Technical training sessions could look slightly different at higher levels, and players in a particular role will use various drills to train a specific skill. For example, goalkeepers will practice differently than strikers or midfielders.
Read on to discover more about technical soccer training and how it’s different from the other two types of soccer training.
Table of Contents
What is technical soccer training?
As much as soccer is a team game, it also requires a good deal of individual skill. You can train your soccer skills through technical practice with drills incorporating any number of players, from an entire squad to solo sessions. What is technical training, and how is it different from other types of soccer practice?
Technical soccer training is a type of training that develops individual skills across various on-the-ball exercises. Passing, dribbling, finishing, defending, and goalkeeping are the primary skills trained in these sessions. Players should emphasize technique and quality during technical training sessions.
Technical soccer training is performed at a range of intensities. Start the drills in these sessions at a slow pace, focusing primarily on technique and quality. Then, crank up the intensity and execute the drill at a fast pace, worrying less about quality and more about speed.
Altering the intensity and goal of the drill is a good way for you to improve, as it emulates game-like scenarios.
These sessions are the most basic type of soccer practice. They implement a wide range of drills from passing to finishing. They always require a ball but can be done alone or with a team.
Technical training vs. tactical training
Technical training differs from other types of training, like tactical training, in that it develops individual skills through on-the-ball drills.

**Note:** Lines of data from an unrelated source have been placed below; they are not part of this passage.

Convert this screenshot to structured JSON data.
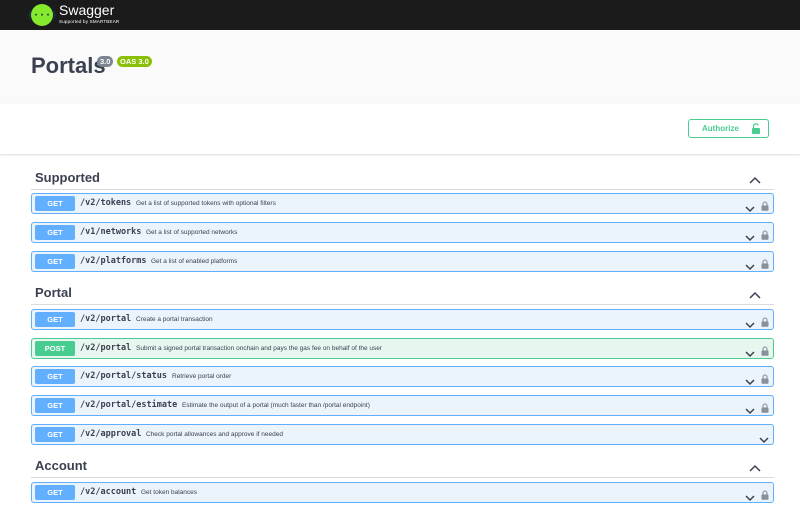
{
  "topbar": {
    "brand": "Swagger",
    "brand_sub": "Supported by SMARTBEAR",
    "logo_glyph": "{···}",
    "logo_color": "#85ea2d"
  },
  "info": {
    "title": "Portals",
    "version_badge": "3.0",
    "oas_badge": "OAS 3.0"
  },
  "authorize": {
    "label": "Authorize",
    "color": "#49cc90"
  },
  "colors": {
    "get": "#61affe",
    "post": "#49cc90"
  },
  "sections": [
    {
      "name": "Supported",
      "operations": [
        {
          "method": "GET",
          "path": "/v2/tokens",
          "summary": "Get a list of supported tokens with optional filters"
        },
        {
          "method": "GET",
          "path": "/v1/networks",
          "summary": "Get a list of supported networks"
        },
        {
          "method": "GET",
          "path": "/v2/platforms",
          "summary": "Get a list of enabled platforms"
        }
      ]
    },
    {
      "name": "Portal",
      "operations": [
        {
          "method": "GET",
          "path": "/v2/portal",
          "summary": "Create a portal transaction"
        },
        {
          "method": "POST",
          "path": "/v2/portal",
          "summary": "Submit a signed portal transaction onchain and pays the gas fee on behalf of the user"
        },
        {
          "method": "GET",
          "path": "/v2/portal/status",
          "summary": "Retrieve portal order"
        },
        {
          "method": "GET",
          "path": "/v2/portal/estimate",
          "summary": "Estimate the output of a portal (much faster than /portal endpoint)"
        },
        {
          "method": "GET",
          "path": "/v2/approval",
          "summary": "Check portal allowances and approve if needed"
        }
      ]
    },
    {
      "name": "Account",
      "operations": [
        {
          "method": "GET",
          "path": "/v2/account",
          "summary": "Get token balances"
        }
      ]
    }
  ]
}
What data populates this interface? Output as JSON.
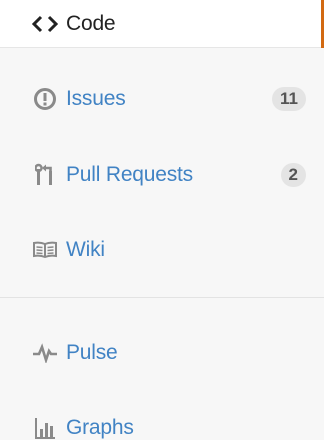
{
  "nav": {
    "code": {
      "label": "Code",
      "icon": "code-icon"
    },
    "issues": {
      "label": "Issues",
      "count": "11",
      "icon": "issue-opened-icon"
    },
    "pull_requests": {
      "label": "Pull Requests",
      "count": "2",
      "icon": "git-pull-request-icon"
    },
    "wiki": {
      "label": "Wiki",
      "icon": "book-icon"
    },
    "pulse": {
      "label": "Pulse",
      "icon": "pulse-icon"
    },
    "graphs": {
      "label": "Graphs",
      "icon": "graph-icon"
    }
  },
  "colors": {
    "accent_selected": "#d26911",
    "link": "#4183c4",
    "selected_text": "#222222",
    "background": "#f7f7f7"
  }
}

Technical soccer training requires a ball and emphasizes skill development, whereas tactical training includes strategy and tactic formulation, often without a ball. Technical training uses drills supporting individual player growth with less emphasis on team dynamics. It can be used alongside tactical training.
Technical and tactical training sessions can become intertwined. As teams develop strategies during tactical training, players adhere to those tactics.
For example, a strategy implementing slow buildup play requires that players make crisp passes and targeted movements off the ball. This could mean the focus shifts to passing and positioning during the next technical training session.
The strategies implemented in tactical sessions go a long way. You and your team will become more cohesive over time and harder to break down during games, leading to more wins. I know it’s not all about winning but investing in this type of training is a must for those eager to get more Ws.
If you’re a player, talk to your coach about spending more time on team tactics and strategy. If you’re a coach, consider incorporating these types of sessions into training at least twice a month.
At higher levels, tactical training becomes even more necessary, and you’ll find that coaches and their teams spend much more time in these types of sessions discussing strategy and tactics.
Technical training vs. physical training
The differences between technical and physical training are pretty straightforward. One focuses on skill development, and the other focuses on fitness.
Technical training differs from physical training in that technical practice focuses on soccer technique and overall player development. Physical training primarily focuses on improving fitness levels through intense conditioning exercises. Technical training requires a ball. Soccer drills done at high speeds and intensity can improve fitness levels.
Physical soccer training prepares players for game-like scenarios. Some positions require much more running than others, but being in great shape is never wrong.
Not much compares to being in shape for soccer season. I still remember my two-a-days in high school and three-a-days in college; preseason was the ultimate test of physical fitness for the soccer team.
Training your skills is essential, but training to be soccer-fit is equally important. Agility drills make a massive difference for soccer players and are easy to perform with minimal equipment.
Some physical training drills for soccer can use a ball to make them more applicable to the sport and less monotonous overall. High-speed dribbling drills and fast-paced, small-sided scrimmages at the end of training are good ways to increase your heart rate and build up your or your team’s physical fitness.
|Develop skills (dribbling, shooting, passing, ball control, etc.)
|Develop a greater understanding of the sport
|Increase overall fitness levels
|Become a better all-around player
|Discuss team-oriented strategy and tactics
|Can incorporate soccer balls to simulate game-like scenarios
|Build chemistry with teammates
|Review past game films to address mistakes and bad habits
|Shorter; can be added onto the end of another type of training